Tired legs in the morning suggested that we had made the correct decision to take a day off. Commercy, somewhere we knew little about, delivered big. It's a town full of history, restored (and very old buildings), and some delightful spots by the river. Les chats are also very friendly (and numerous), although in the heat, most are draped on various surfaces asleep.
Very short report from le poulet glace as John has written some fabulous bits below.
Currently settled in a nice little hotel in Commercy taking a well deserved day of rest. It is not your usual tourist destination but was once the exile home of Stanislas (Stanislaw) following the War of the Polish Succession. Like most of Lorraine and surrounding areas it was rebuilt after the wars but there is still a medieval feel to it in places. There is also a bit of Art Nouveau to be found here, most notably a chemists with beautiful wooden paneling and stained glass.
Temperatures remain thermostat poppingly high at over 40c by mid afternoon. Cycling has to start early and be over by 2pm at the lastest. I had thought my desert training in Dubai would help, but cycling in the blistering heat is a far different activity to hopping from a chilled house into a chilled car in order to visit a shopping mall with a ski slope and resident penguins. I wonder how the Tour de France will do when it gets here.

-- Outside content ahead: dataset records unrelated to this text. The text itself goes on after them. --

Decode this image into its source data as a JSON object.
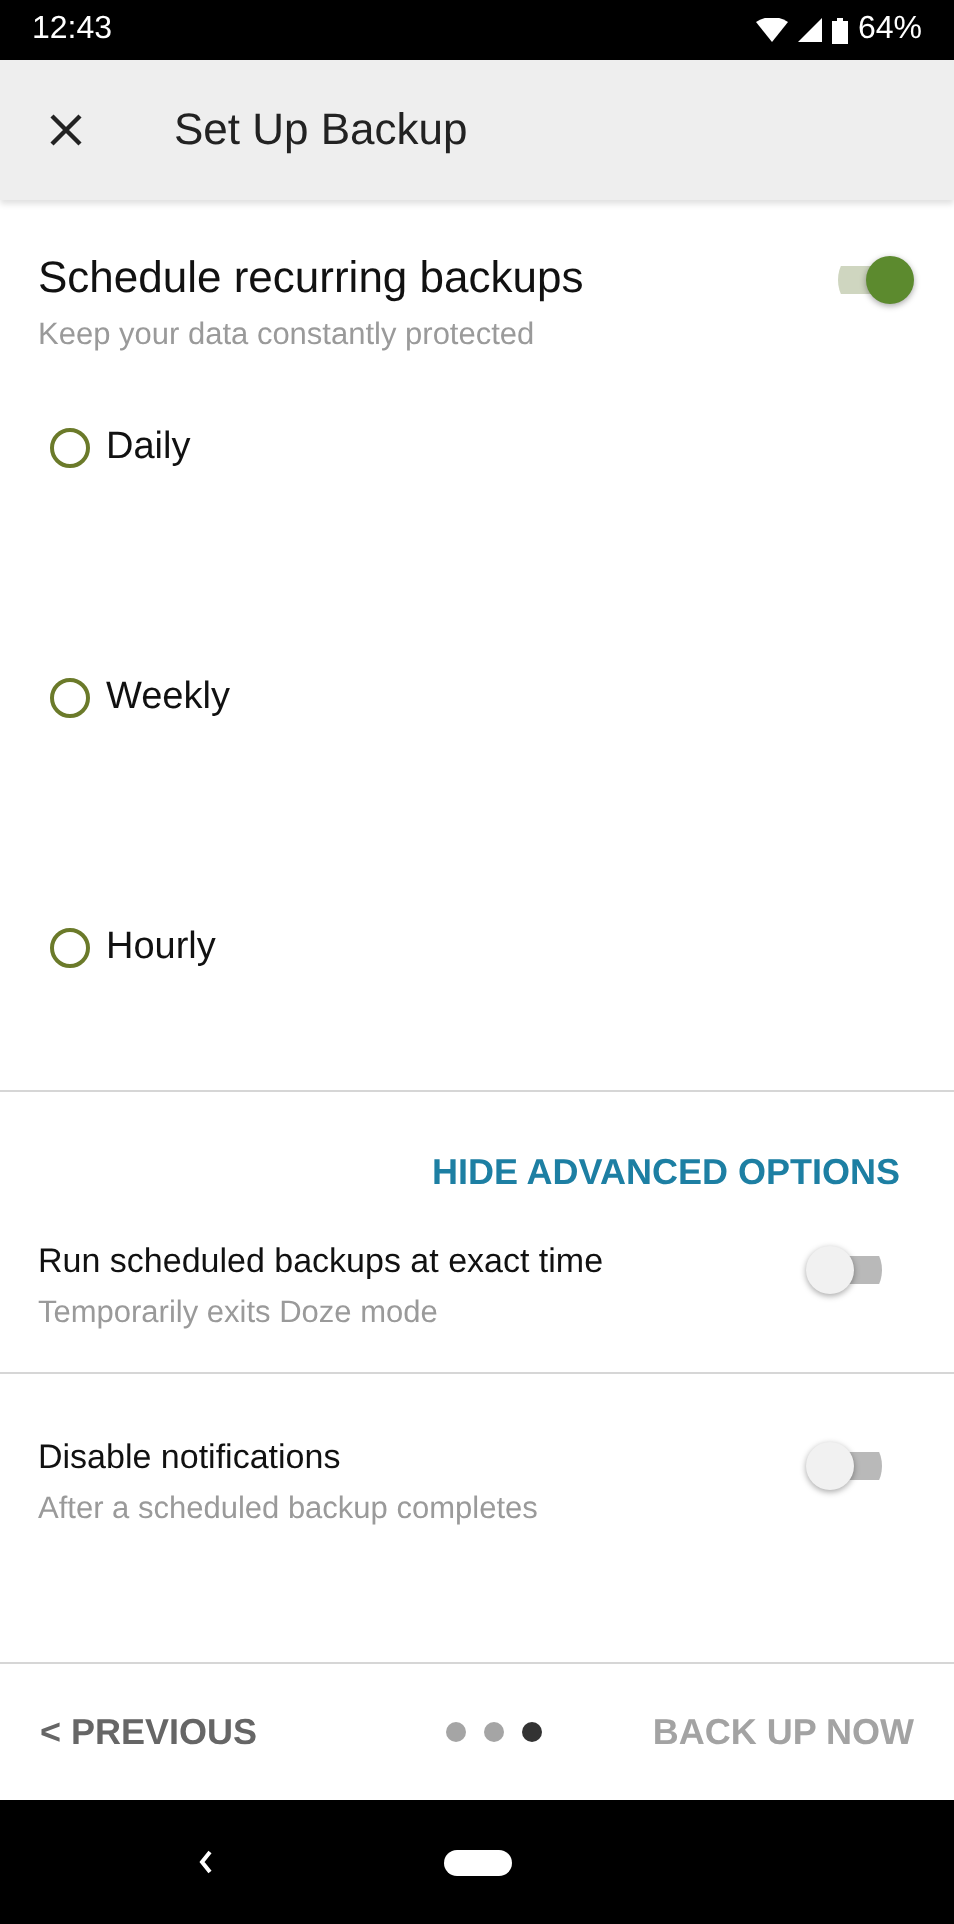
{
  "status_bar": {
    "time": "12:43",
    "battery": "64%"
  },
  "app_bar": {
    "title": "Set Up Backup"
  },
  "schedule": {
    "title": "Schedule recurring backups",
    "subtitle": "Keep your data constantly protected",
    "on": true
  },
  "frequencies": [
    {
      "label": "Daily",
      "selected": false
    },
    {
      "label": "Weekly",
      "selected": false
    },
    {
      "label": "Hourly",
      "selected": false
    }
  ],
  "advanced_link": "HIDE ADVANCED OPTIONS",
  "options": [
    {
      "title": "Run scheduled backups at exact time",
      "subtitle": "Temporarily exits Doze mode",
      "on": false
    },
    {
      "title": "Disable notifications",
      "subtitle": "After a scheduled backup completes",
      "on": false
    }
  ],
  "footer": {
    "previous": {
      "label": "< PREVIOUS",
      "disabled": false
    },
    "next": {
      "label": "BACK UP NOW",
      "disabled": true
    },
    "pages": [
      {
        "selected": false
      },
      {
        "selected": false
      },
      {
        "selected": true
      }
    ]
  }
}
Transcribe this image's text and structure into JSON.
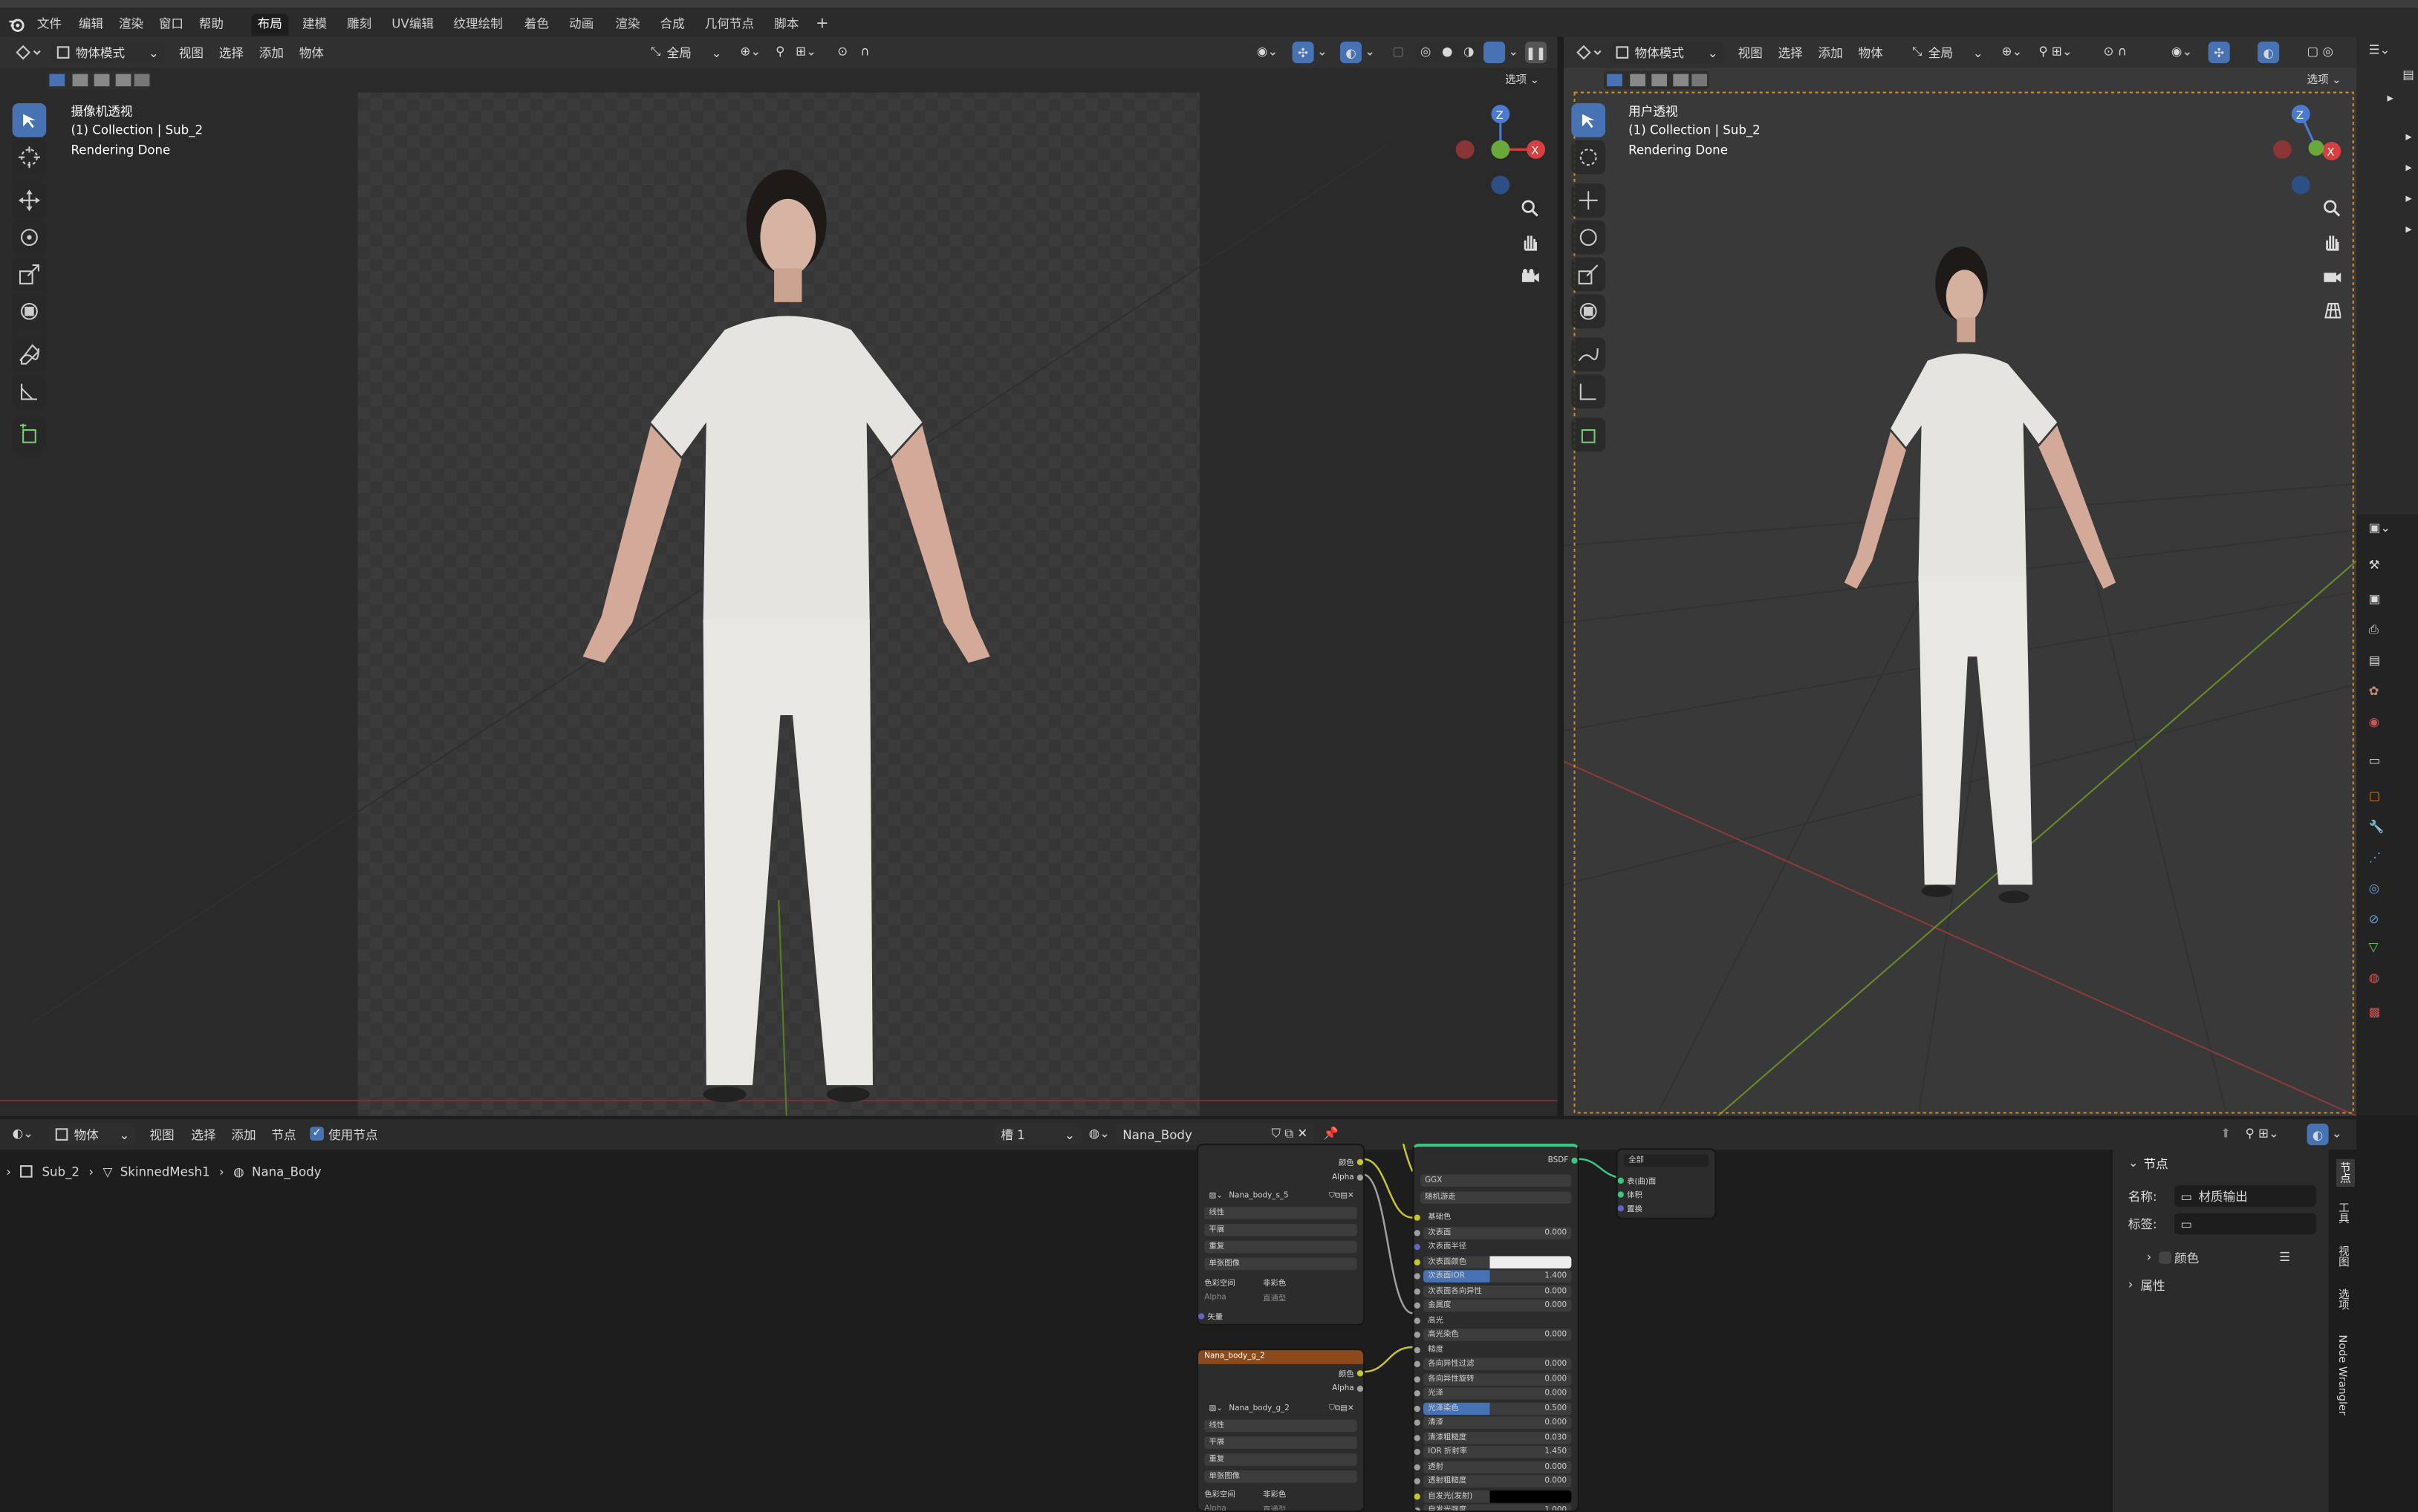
{
  "menu": {
    "file": "文件",
    "edit": "编辑",
    "render": "渲染",
    "window": "窗口",
    "help": "帮助"
  },
  "workspaces": [
    "布局",
    "建模",
    "雕刻",
    "UV编辑",
    "纹理绘制",
    "着色",
    "动画",
    "渲染",
    "合成",
    "几何节点",
    "脚本"
  ],
  "add_workspace": "+",
  "left_viewport": {
    "mode": "物体模式",
    "menus": [
      "视图",
      "选择",
      "添加",
      "物体"
    ],
    "transform": "全局",
    "options": "选项",
    "view_name": "摄像机透视",
    "collection": "(1) Collection | Sub_2",
    "status": "Rendering Done"
  },
  "right_viewport": {
    "mode": "物体模式",
    "menus": [
      "视图",
      "选择",
      "添加",
      "物体"
    ],
    "transform": "全局",
    "options": "选项",
    "view_name": "用户透视",
    "collection": "(1) Collection | Sub_2",
    "status": "Rendering Done"
  },
  "gizmo": {
    "z": "Z",
    "x": "X"
  },
  "node_editor": {
    "type": "物体",
    "menus": [
      "视图",
      "选择",
      "添加",
      "节点"
    ],
    "use_nodes_label": "使用节点",
    "use_nodes": true,
    "slot": "槽 1",
    "material": "Nana_Body",
    "breadcrumb": [
      "Sub_2",
      "SkinnedMesh1",
      "Nana_Body"
    ]
  },
  "nodes": {
    "image1": {
      "out_color": "颜色",
      "out_alpha": "Alpha",
      "image": "Nana_body_s_5",
      "rows": [
        "线性",
        "平展",
        "重复",
        "单张图像"
      ],
      "colorspace_label": "色彩空间",
      "colorspace": "非彩色",
      "alpha_label": "Alpha",
      "alpha_mode": "直通型",
      "vector": "矢量"
    },
    "image2": {
      "title": "Nana_body_g_2",
      "out_color": "颜色",
      "out_alpha": "Alpha",
      "image": "Nana_body_g_2",
      "rows": [
        "线性",
        "平展",
        "重复",
        "单张图像"
      ],
      "colorspace_label": "色彩空间",
      "colorspace": "非彩色",
      "alpha_label": "Alpha",
      "alpha_mode": "直通型"
    },
    "bsdf": {
      "title": "BSDF",
      "dist": "GGX",
      "subsurface_method": "随机游走",
      "rows": [
        {
          "label": "基础色",
          "value": ""
        },
        {
          "label": "次表面",
          "value": "0.000"
        },
        {
          "label": "次表面半径",
          "value": ""
        },
        {
          "label": "次表面颜色",
          "value": ""
        },
        {
          "label": "次表面IOR",
          "value": "1.400"
        },
        {
          "label": "次表面各向异性",
          "value": "0.000"
        },
        {
          "label": "金属度",
          "value": "0.000"
        },
        {
          "label": "高光",
          "value": ""
        },
        {
          "label": "高光染色",
          "value": "0.000"
        },
        {
          "label": "糙度",
          "value": ""
        },
        {
          "label": "各向异性过滤",
          "value": "0.000"
        },
        {
          "label": "各向异性旋转",
          "value": "0.000"
        },
        {
          "label": "光泽",
          "value": "0.000"
        },
        {
          "label": "光泽染色",
          "value": "0.500"
        },
        {
          "label": "清漆",
          "value": "0.000"
        },
        {
          "label": "清漆粗糙度",
          "value": "0.030"
        },
        {
          "label": "IOR 折射率",
          "value": "1.450"
        },
        {
          "label": "透射",
          "value": "0.000"
        },
        {
          "label": "透射粗糙度",
          "value": "0.000"
        },
        {
          "label": "自发光(发射)",
          "value": ""
        },
        {
          "label": "自发光强度",
          "value": "1.000"
        }
      ]
    },
    "output": {
      "target": "全部",
      "rows": [
        "表(曲)面",
        "体积",
        "置换"
      ]
    }
  },
  "sidebar": {
    "section": "节点",
    "name_label": "名称:",
    "name_value": "材质输出",
    "label_label": "标签:",
    "color_label": "颜色",
    "props_label": "属性",
    "tabs": [
      "节点",
      "工具",
      "视图",
      "选项",
      "Node Wrangler"
    ]
  }
}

On the road to Commercy we saw another baguette dispenser being loaded with crusty loaves. I am looking forward to seeing (and using) my first pain au chocolat dispenser. Along the way I have also noted the large number of hairdressers in rural France. They are everywhere. There are more Chez Le Coiffeur than boulangeries and patisseries combined. But while the latter are full for the few hours they are open, the hairdressers appear open all day yet empty. There are aspects of the culture that the casual tourist will never understand.
Tomorrow (Sunday) is an early start to get us to Neufchateau and finish our trip along the River Meuse before we start heading West towards Paris. It has been an interesting opportunity to get to grips with some WW1 history and a surprise to see how much impact that this war still has on the people here. After reading of the horrors, and imagining that it was far worse than can ever be told, I can begin to understand how the impact could be felt across generations and centuries.
On a cheerier note, we are off to watch some dance tonight after a meal in the gentle evening sun at a street side cafe. For me, this is all but perfect.
Highlight of the day: Stopping in a tiny village in the shade of an old house to read the map and being offered fresh cold water by the owner, puzzled by our journey and concerned for our welfare.